▸ Exercise
Show every line from the entries that follow which holds the word "this".

▸ Component data from apps and pages
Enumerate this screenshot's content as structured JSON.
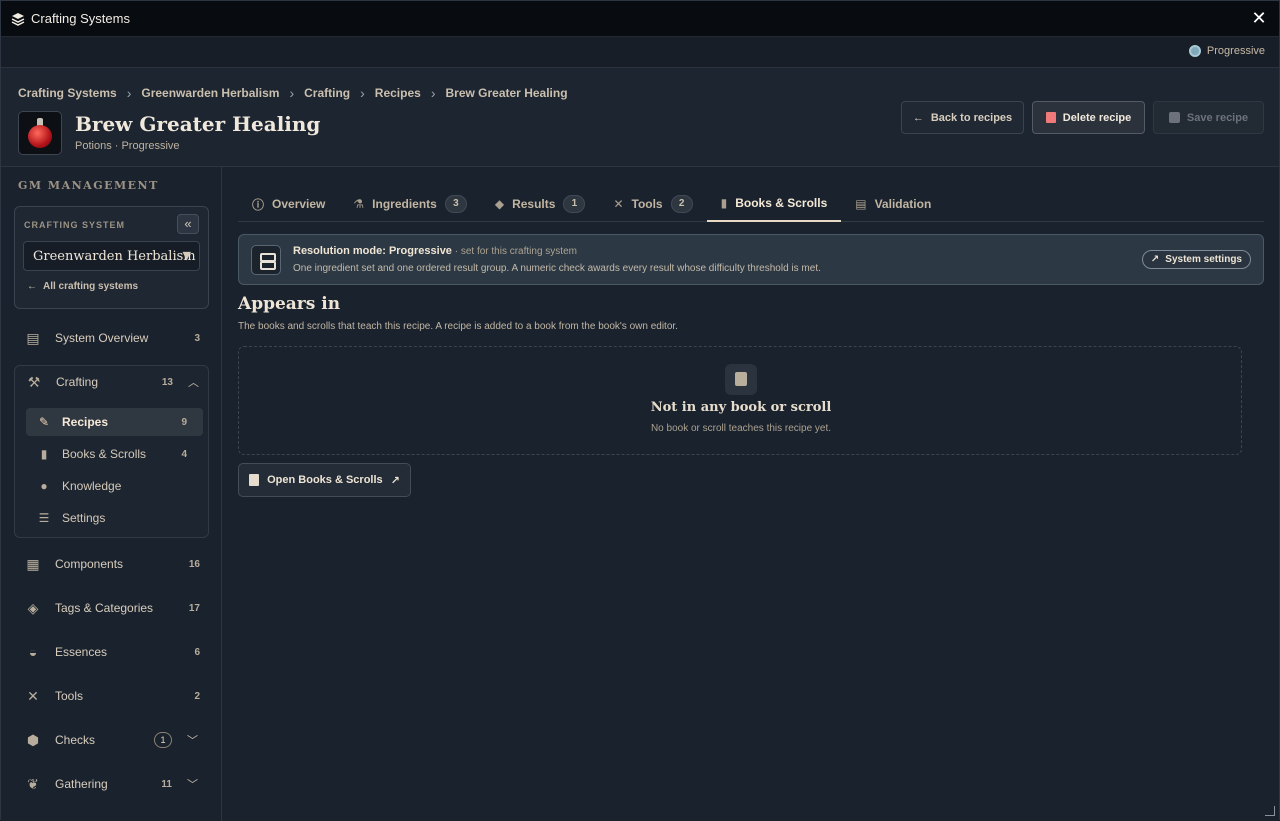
{
  "titlebar": {
    "title": "Crafting Systems"
  },
  "mode_strip": {
    "mode": "Progressive"
  },
  "breadcrumb": [
    "Crafting Systems",
    "Greenwarden Herbalism",
    "Crafting",
    "Recipes",
    "Brew Greater Healing"
  ],
  "recipe": {
    "title": "Brew Greater Healing",
    "subtitle": "Potions · Progressive"
  },
  "actions": {
    "back": "Back to recipes",
    "delete": "Delete recipe",
    "save": "Save recipe"
  },
  "sidebar": {
    "section": "GM MANAGEMENT",
    "system_label": "CRAFTING SYSTEM",
    "system_value": "Greenwarden Herbalism",
    "all_link": "All crafting systems",
    "overview": {
      "label": "System Overview",
      "count": "3"
    },
    "crafting": {
      "label": "Crafting",
      "count": "13"
    },
    "sub": [
      {
        "label": "Recipes",
        "count": "9"
      },
      {
        "label": "Books & Scrolls",
        "count": "4"
      },
      {
        "label": "Knowledge",
        "count": ""
      },
      {
        "label": "Settings",
        "count": ""
      }
    ],
    "items": [
      {
        "label": "Components",
        "count": "16"
      },
      {
        "label": "Tags & Categories",
        "count": "17"
      },
      {
        "label": "Essences",
        "count": "6"
      },
      {
        "label": "Tools",
        "count": "2"
      },
      {
        "label": "Checks",
        "badge": "1"
      },
      {
        "label": "Gathering",
        "count": "11"
      }
    ]
  },
  "tabs": [
    {
      "label": "Overview",
      "count": ""
    },
    {
      "label": "Ingredients",
      "count": "3"
    },
    {
      "label": "Results",
      "count": "1"
    },
    {
      "label": "Tools",
      "count": "2"
    },
    {
      "label": "Books & Scrolls",
      "count": ""
    },
    {
      "label": "Validation",
      "count": ""
    }
  ],
  "info": {
    "title": "Resolution mode: Progressive",
    "note": " · set for this crafting system",
    "description": "One ingredient set and one ordered result group. A numeric check awards every result whose difficulty threshold is met.",
    "button": "System settings"
  },
  "appears": {
    "title": "Appears in",
    "description": "The books and scrolls that teach this recipe. A recipe is added to a book from the book's own editor.",
    "empty_title": "Not in any book or scroll",
    "empty_desc": "No book or scroll teaches this recipe yet.",
    "open_button": "Open Books & Scrolls"
  },
  "colors": {
    "accent": "#e7d9c3",
    "danger": "#f07a7a",
    "panel": "#1a222d"
  }
}
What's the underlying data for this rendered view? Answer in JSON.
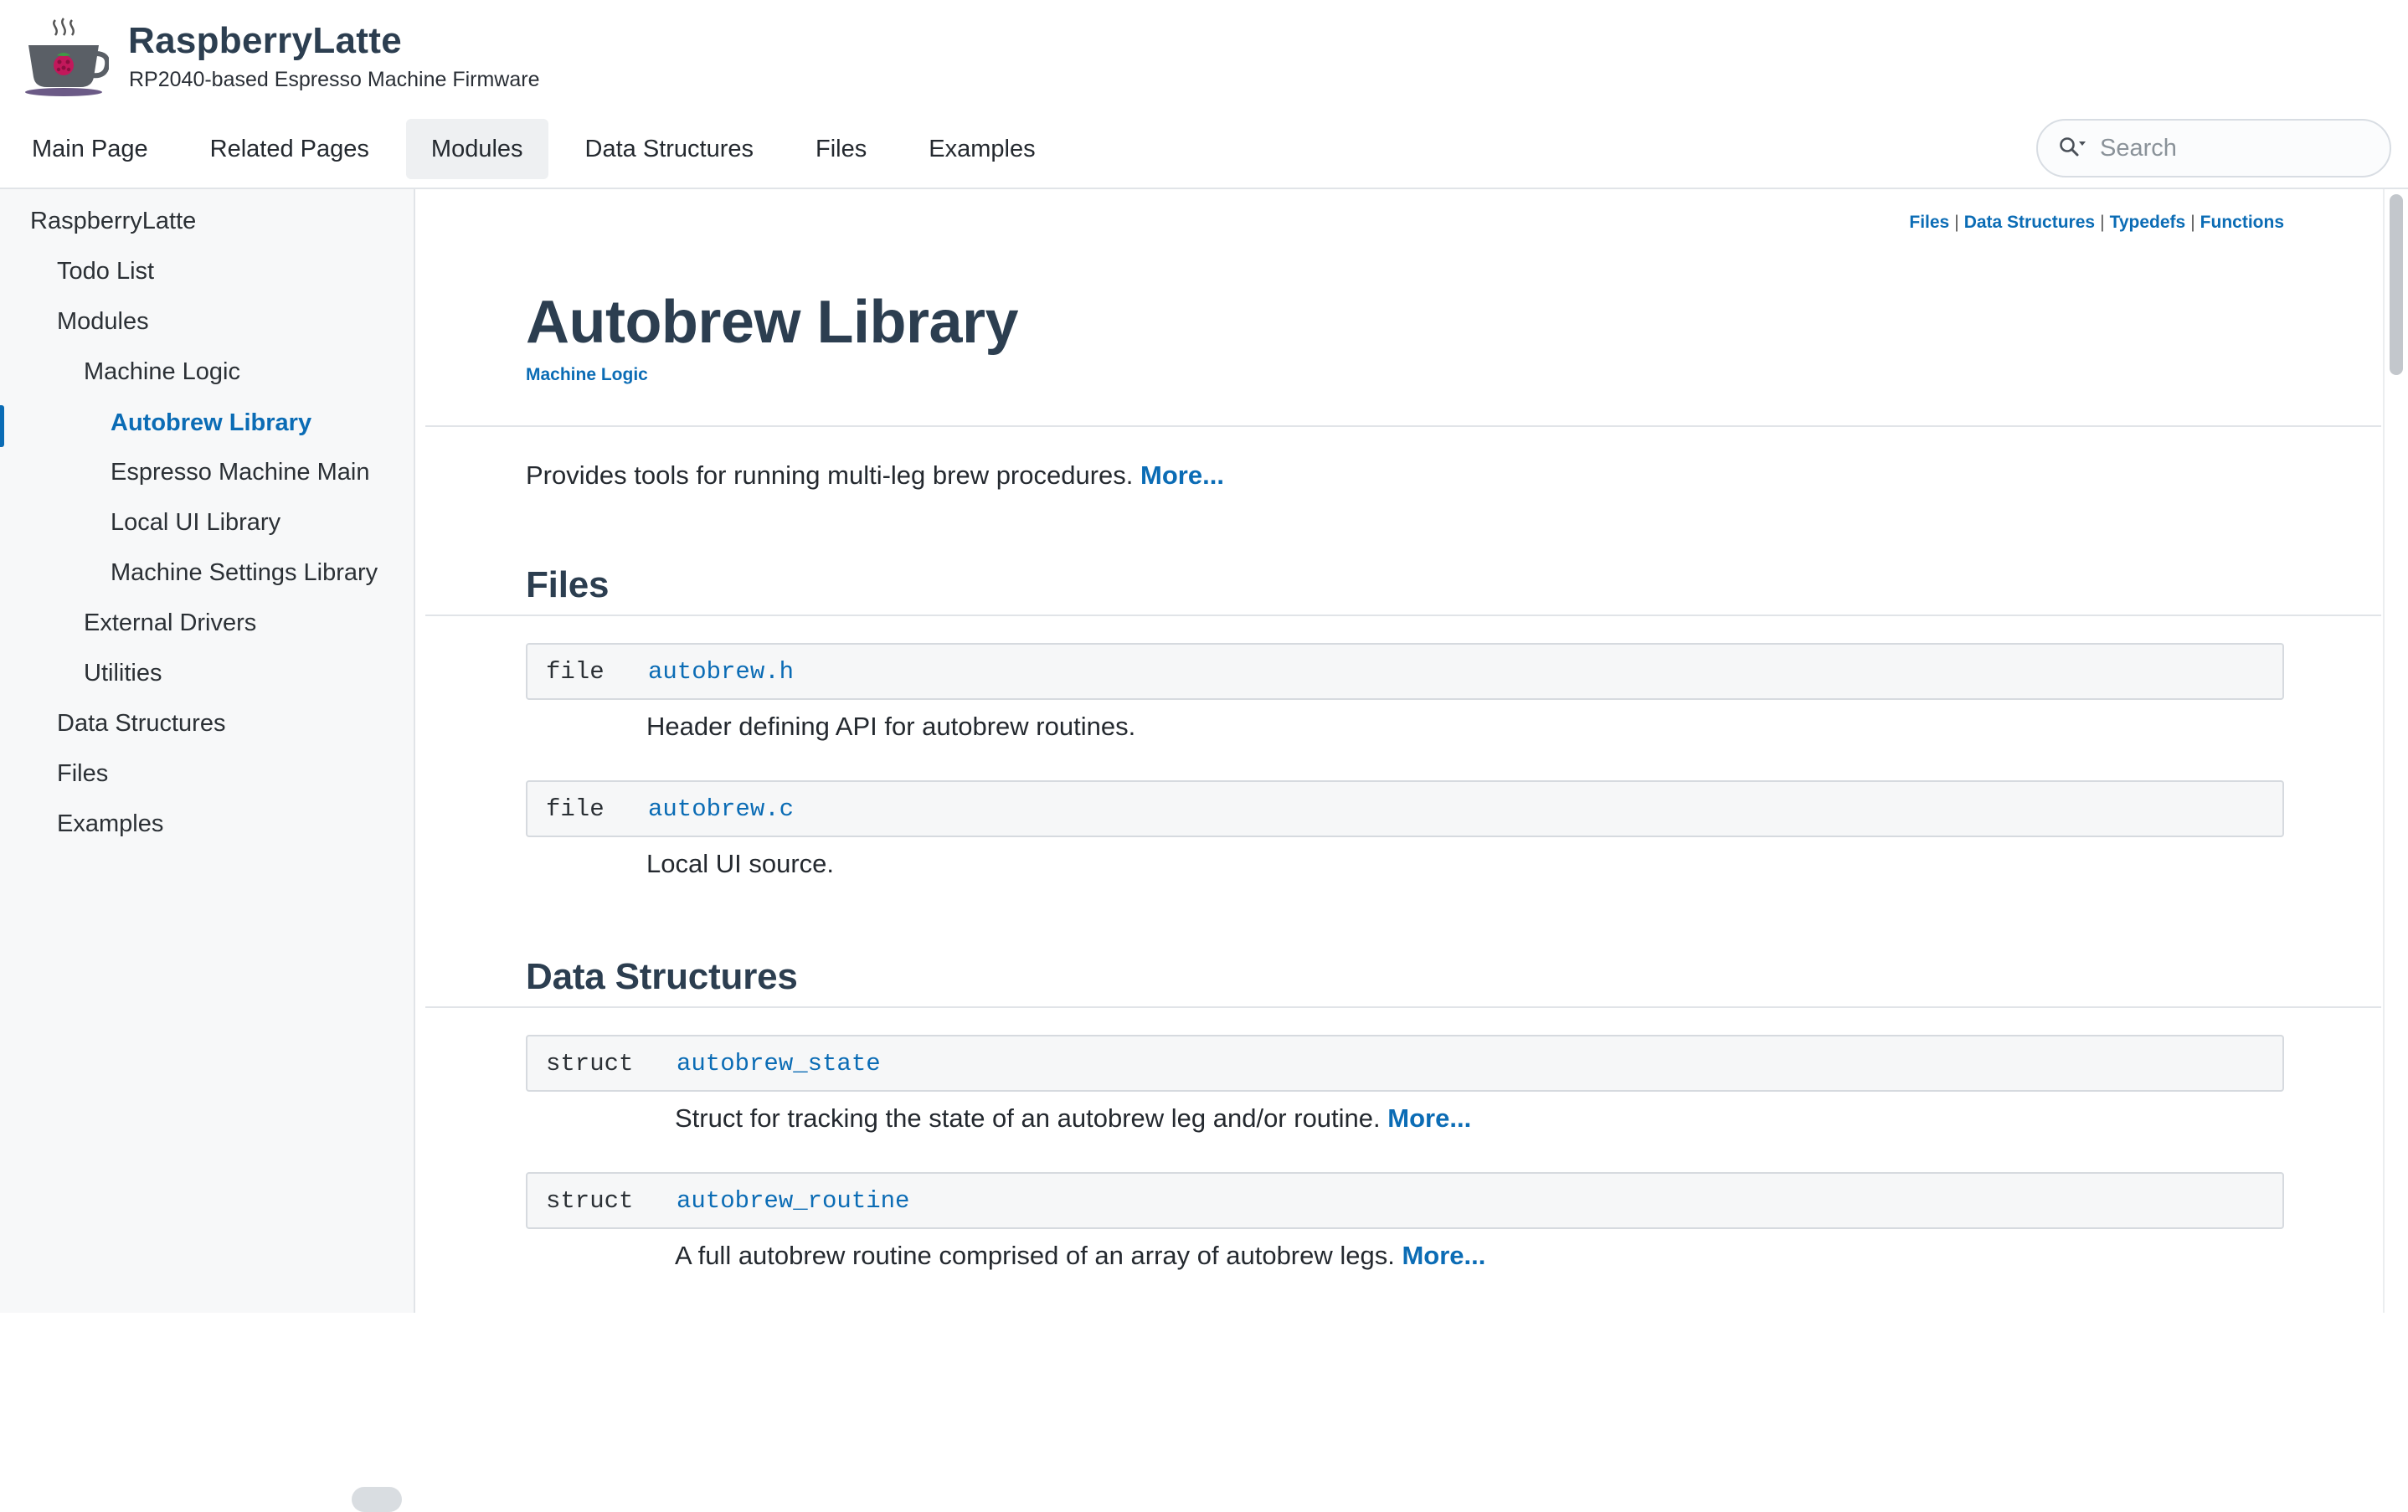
{
  "project": {
    "name": "RaspberryLatte",
    "brief": "RP2040-based Espresso Machine Firmware",
    "logo_icon": "coffee-cup-raspberry-icon"
  },
  "nav": {
    "items": [
      {
        "label": "Main Page"
      },
      {
        "label": "Related Pages"
      },
      {
        "label": "Modules",
        "active": true
      },
      {
        "label": "Data Structures"
      },
      {
        "label": "Files"
      },
      {
        "label": "Examples"
      }
    ]
  },
  "search": {
    "placeholder": "Search",
    "icon": "search-icon"
  },
  "sidebar": {
    "items": [
      {
        "label": "RaspberryLatte"
      },
      {
        "label": "Todo List"
      },
      {
        "label": "Modules"
      },
      {
        "label": "Machine Logic"
      },
      {
        "label": "Autobrew Library",
        "selected": true
      },
      {
        "label": "Espresso Machine Main"
      },
      {
        "label": "Local UI Library"
      },
      {
        "label": "Machine Settings Library"
      },
      {
        "label": "External Drivers"
      },
      {
        "label": "Utilities"
      },
      {
        "label": "Data Structures"
      },
      {
        "label": "Files"
      },
      {
        "label": "Examples"
      }
    ]
  },
  "summary_links": {
    "files": "Files",
    "data_structures": "Data Structures",
    "typedefs": "Typedefs",
    "functions": "Functions",
    "separator": "|"
  },
  "page": {
    "title": "Autobrew Library",
    "ingroup": "Machine Logic",
    "brief": "Provides tools for running multi-leg brew procedures.",
    "more": "More..."
  },
  "sections": {
    "files": {
      "heading": "Files",
      "members": [
        {
          "kind": "file",
          "name": "autobrew.h",
          "desc": "Header defining API for autobrew routines."
        },
        {
          "kind": "file",
          "name": "autobrew.c",
          "desc": "Local UI source."
        }
      ]
    },
    "data_structures": {
      "heading": "Data Structures",
      "members": [
        {
          "kind": "struct",
          "name": "autobrew_state",
          "desc": "Struct for tracking the state of an autobrew leg and/or routine.",
          "more": "More..."
        },
        {
          "kind": "struct",
          "name": "autobrew_routine",
          "desc": "A full autobrew routine comprised of an array of autobrew legs.",
          "more": "More..."
        }
      ]
    }
  },
  "colors": {
    "link": "#0b6cb5",
    "heading": "#2c3e50",
    "nav_active_bg": "#eef0f2",
    "sidebar_bg": "#f7f8f9",
    "member_bg": "#f6f7f8"
  }
}
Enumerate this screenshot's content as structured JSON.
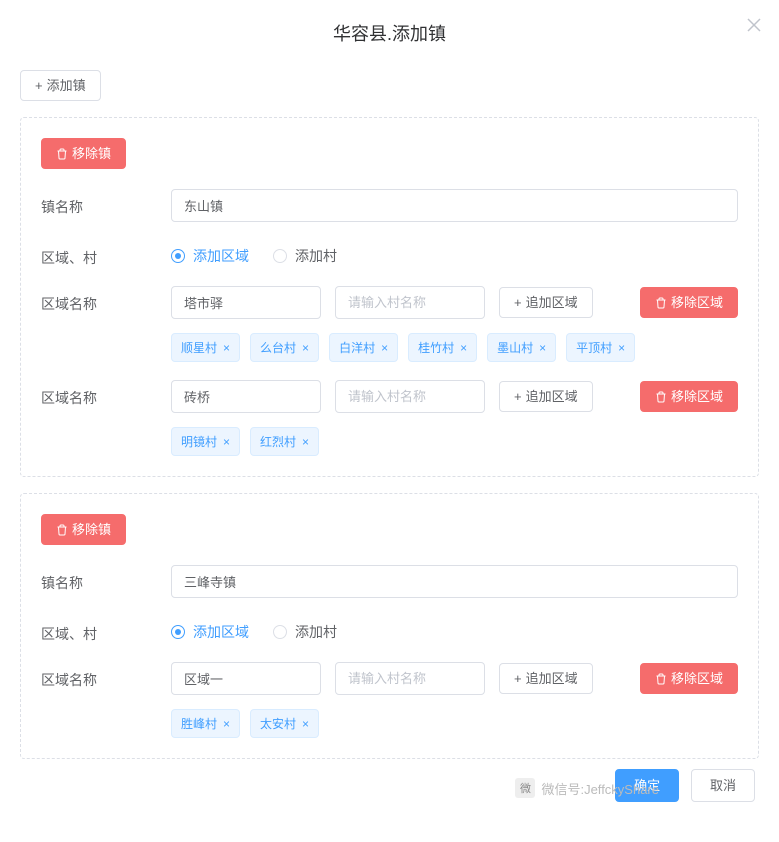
{
  "modal": {
    "title": "华容县.添加镇",
    "add_town_label": "添加镇",
    "confirm_label": "确定",
    "cancel_label": "取消"
  },
  "labels": {
    "remove_town": "移除镇",
    "town_name": "镇名称",
    "area_village": "区域、村",
    "area_name": "区域名称",
    "radio_area": "添加区域",
    "radio_village": "添加村",
    "village_placeholder": "请输入村名称",
    "append_area": "追加区域",
    "remove_area": "移除区域"
  },
  "towns": [
    {
      "name": "东山镇",
      "radio_selected": "area",
      "areas": [
        {
          "area_name": "塔市驿",
          "village_input": "",
          "tags": [
            "顺星村",
            "么台村",
            "白洋村",
            "桂竹村",
            "墨山村",
            "平顶村"
          ]
        },
        {
          "area_name": "砖桥",
          "village_input": "",
          "tags": [
            "明镜村",
            "红烈村"
          ]
        }
      ]
    },
    {
      "name": "三峰寺镇",
      "radio_selected": "area",
      "areas": [
        {
          "area_name": "区域一",
          "village_input": "",
          "tags": [
            "胜峰村",
            "太安村"
          ]
        }
      ]
    }
  ],
  "watermark": "微信号:JeffckyShare"
}
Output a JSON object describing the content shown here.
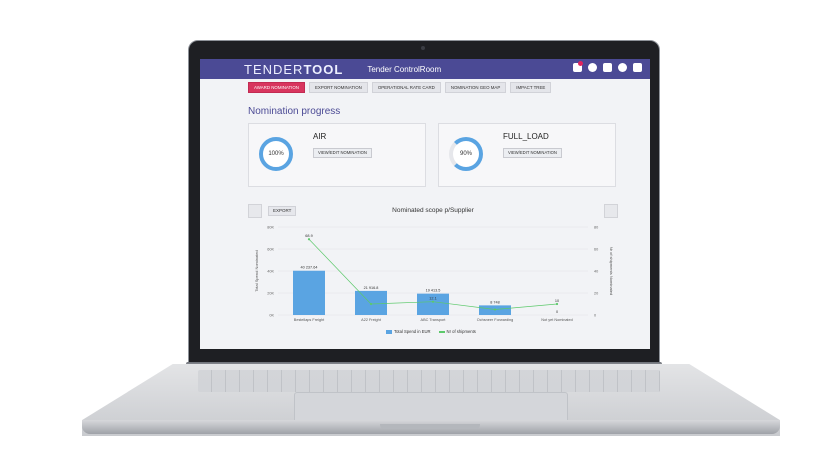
{
  "app": {
    "logo_light": "TENDER",
    "logo_bold": "TOOL",
    "title": "Tender ControlRoom",
    "icons": [
      "notifications-icon",
      "user-icon",
      "card-icon",
      "help-icon",
      "logout-icon"
    ]
  },
  "tabs": [
    {
      "label": "AWARD NOMINATION",
      "active": true
    },
    {
      "label": "EXPORT NOMINATION",
      "active": false
    },
    {
      "label": "OPERATIONAL RATE CARD",
      "active": false
    },
    {
      "label": "NOMINATION GEO MAP",
      "active": false
    },
    {
      "label": "IMPACT TREE",
      "active": false
    }
  ],
  "section_title": "Nomination progress",
  "cards": [
    {
      "name": "AIR",
      "progress": "100%",
      "button": "VIEW/EDIT NOMINATION"
    },
    {
      "name": "FULL_LOAD",
      "progress": "90%",
      "button": "VIEW/EDIT NOMINATION"
    }
  ],
  "chart_toolbar": {
    "export": "EXPORT"
  },
  "colors": {
    "header": "#4b4a95",
    "accent": "#d8355e",
    "bar": "#5aa4e2",
    "line": "#5cc96b"
  },
  "chart_data": {
    "type": "bar",
    "title": "Nominated scope p/Supplier",
    "categories": [
      "Bestellaps Freight",
      "A22 Freight",
      "ABC Transport",
      "Ochsneer Forwarding",
      "Not yet Nominated"
    ],
    "series": [
      {
        "name": "Total Spend in EUR",
        "values": [
          40237.64,
          21916.8,
          19413.5,
          8748,
          0
        ],
        "labels": [
          "40 237.64",
          "21 916.8",
          "19 413.5",
          "8 748",
          "0"
        ]
      },
      {
        "name": "Nr of shipments",
        "values": [
          68.9,
          10,
          12.1,
          5,
          10
        ],
        "labels": [
          "68.9",
          "",
          "12.1",
          "",
          "10"
        ]
      }
    ],
    "ylabel": "Total Spend Nominated",
    "y2label": "Nr of shipments Nominated",
    "yticks": [
      "80K",
      "60K",
      "40K",
      "20K",
      "0K"
    ],
    "y2ticks": [
      "80",
      "60",
      "40",
      "20",
      "0"
    ],
    "ylim": [
      0,
      80000
    ],
    "y2lim": [
      0,
      80
    ]
  }
}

▸ Your solution
Enumerate this screenshot's content as structured JSON.
    "note": " · set for this crafting system",
    "description": "The books and scrolls that teach this recipe. A recipe is added to a book from the book's own editor.",
    "empty_desc": "No book or scroll teaches this recipe yet.",
What's the underlying data for this rendered view? Answer in JSON.
Enumerate this screenshot's content as structured JSON.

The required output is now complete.